Shames “passed away peacefully at home,” according to his obituary from the Hollomon-Brown Funeral Home and Crematory in Norfolk, Virginia. In the HBO mini-series, Shames was portrayed by Joseph May in the episode “The Breaking Point.” This chapter recounts the struggles in the Ardennes forest during the Battle of the Bulge.
The late Virginia native was drafted at 20 shortly after the Pearl Harbor attacks, and his first combat mission was part of the D-Day invasion of Normandy, parachuting behind enemy lines to gain a foothold in Europe against the Nazi forces.
His record includes taking part in Operation Market Garden, the Battle of the Bulge, and Operation Pegasus in the Netherlands. He reached lieutenant in 1944 and was remembered in his obituary as “a stubborn and very outspoken soldier who demanded the highest of standards from himself and his fellow soldiers,” according to HuffPost.
Shames also brought part of the world back with him, a memento with weight from when Easy Company had made broken through to Adolf Hitler’s Eagles Nest. There he found “a few bottles of cognanc, a label indicating they were ‘for the Fuhrer’s use only.’ Later, he would use the cognac to toast his oldest son’s Bar Mitzvah.” Shames was preceded by his wife Ida after 73 years of marriage.
Band of Brothers still lives on as one of the more accurate World War II tales in the media, alongside Saving Private Ryan.

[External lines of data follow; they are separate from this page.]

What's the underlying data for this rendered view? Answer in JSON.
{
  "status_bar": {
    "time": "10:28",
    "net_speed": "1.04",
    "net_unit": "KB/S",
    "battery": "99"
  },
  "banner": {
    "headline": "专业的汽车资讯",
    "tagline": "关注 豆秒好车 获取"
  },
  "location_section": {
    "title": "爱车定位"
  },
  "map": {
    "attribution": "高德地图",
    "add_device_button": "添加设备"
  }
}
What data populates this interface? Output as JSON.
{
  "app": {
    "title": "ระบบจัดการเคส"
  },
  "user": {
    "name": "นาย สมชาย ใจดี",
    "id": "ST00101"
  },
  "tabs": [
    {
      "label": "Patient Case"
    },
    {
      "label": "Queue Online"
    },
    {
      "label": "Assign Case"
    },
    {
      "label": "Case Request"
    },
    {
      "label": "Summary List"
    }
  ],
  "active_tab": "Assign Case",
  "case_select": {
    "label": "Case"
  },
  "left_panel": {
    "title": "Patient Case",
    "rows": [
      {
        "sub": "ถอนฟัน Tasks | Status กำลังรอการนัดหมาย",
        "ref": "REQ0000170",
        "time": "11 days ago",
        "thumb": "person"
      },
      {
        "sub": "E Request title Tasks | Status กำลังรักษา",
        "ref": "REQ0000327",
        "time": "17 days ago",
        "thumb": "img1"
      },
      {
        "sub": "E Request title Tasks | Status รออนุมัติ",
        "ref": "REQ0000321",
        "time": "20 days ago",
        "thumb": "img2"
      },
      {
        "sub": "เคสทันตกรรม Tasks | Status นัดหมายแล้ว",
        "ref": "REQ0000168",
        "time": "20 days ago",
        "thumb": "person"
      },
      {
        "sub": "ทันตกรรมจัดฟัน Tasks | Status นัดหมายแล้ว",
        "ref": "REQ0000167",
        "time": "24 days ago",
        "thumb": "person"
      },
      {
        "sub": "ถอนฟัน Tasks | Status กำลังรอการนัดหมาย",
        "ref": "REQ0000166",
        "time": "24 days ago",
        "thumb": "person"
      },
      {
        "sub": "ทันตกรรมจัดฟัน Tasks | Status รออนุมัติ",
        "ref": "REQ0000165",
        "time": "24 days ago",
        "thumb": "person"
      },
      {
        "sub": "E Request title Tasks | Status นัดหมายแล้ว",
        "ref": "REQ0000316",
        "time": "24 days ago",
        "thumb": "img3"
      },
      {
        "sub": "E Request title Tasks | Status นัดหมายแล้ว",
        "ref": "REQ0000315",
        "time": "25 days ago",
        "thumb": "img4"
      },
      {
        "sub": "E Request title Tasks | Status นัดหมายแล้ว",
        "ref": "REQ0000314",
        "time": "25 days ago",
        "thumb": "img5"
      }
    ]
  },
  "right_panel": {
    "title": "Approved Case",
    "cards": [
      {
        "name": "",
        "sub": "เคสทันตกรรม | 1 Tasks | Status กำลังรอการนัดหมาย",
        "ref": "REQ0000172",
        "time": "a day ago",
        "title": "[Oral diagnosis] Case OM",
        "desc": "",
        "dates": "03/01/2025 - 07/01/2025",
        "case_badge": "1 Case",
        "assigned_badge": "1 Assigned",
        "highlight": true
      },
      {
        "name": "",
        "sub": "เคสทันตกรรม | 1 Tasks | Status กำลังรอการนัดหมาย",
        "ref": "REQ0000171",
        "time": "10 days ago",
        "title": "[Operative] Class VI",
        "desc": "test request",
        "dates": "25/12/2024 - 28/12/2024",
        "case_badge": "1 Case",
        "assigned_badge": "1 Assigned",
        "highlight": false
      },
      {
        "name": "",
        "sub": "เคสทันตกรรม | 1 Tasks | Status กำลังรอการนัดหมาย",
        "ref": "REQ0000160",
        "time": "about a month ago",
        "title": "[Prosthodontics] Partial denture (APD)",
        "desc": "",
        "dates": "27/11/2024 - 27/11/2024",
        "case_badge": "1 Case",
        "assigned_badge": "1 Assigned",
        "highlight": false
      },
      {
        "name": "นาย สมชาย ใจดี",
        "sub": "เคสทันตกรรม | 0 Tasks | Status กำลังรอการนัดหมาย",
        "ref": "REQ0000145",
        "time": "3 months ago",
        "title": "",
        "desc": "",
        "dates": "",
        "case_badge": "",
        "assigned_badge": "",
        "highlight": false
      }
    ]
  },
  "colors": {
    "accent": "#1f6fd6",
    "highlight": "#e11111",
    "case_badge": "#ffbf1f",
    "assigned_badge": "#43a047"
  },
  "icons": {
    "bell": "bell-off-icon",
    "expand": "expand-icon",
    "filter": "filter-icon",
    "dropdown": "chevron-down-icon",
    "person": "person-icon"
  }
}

It premiered on HBO in 2001 and featured a slew of famous names that have become staples today, including Donnie Wahlberg, Damian Lewis, Tom Hardy, Michael Fassbender and many others.
It was followed by a mini-series titled The Pacific that aimed to tell a similar story through the setting of the Pacific Theater of the war.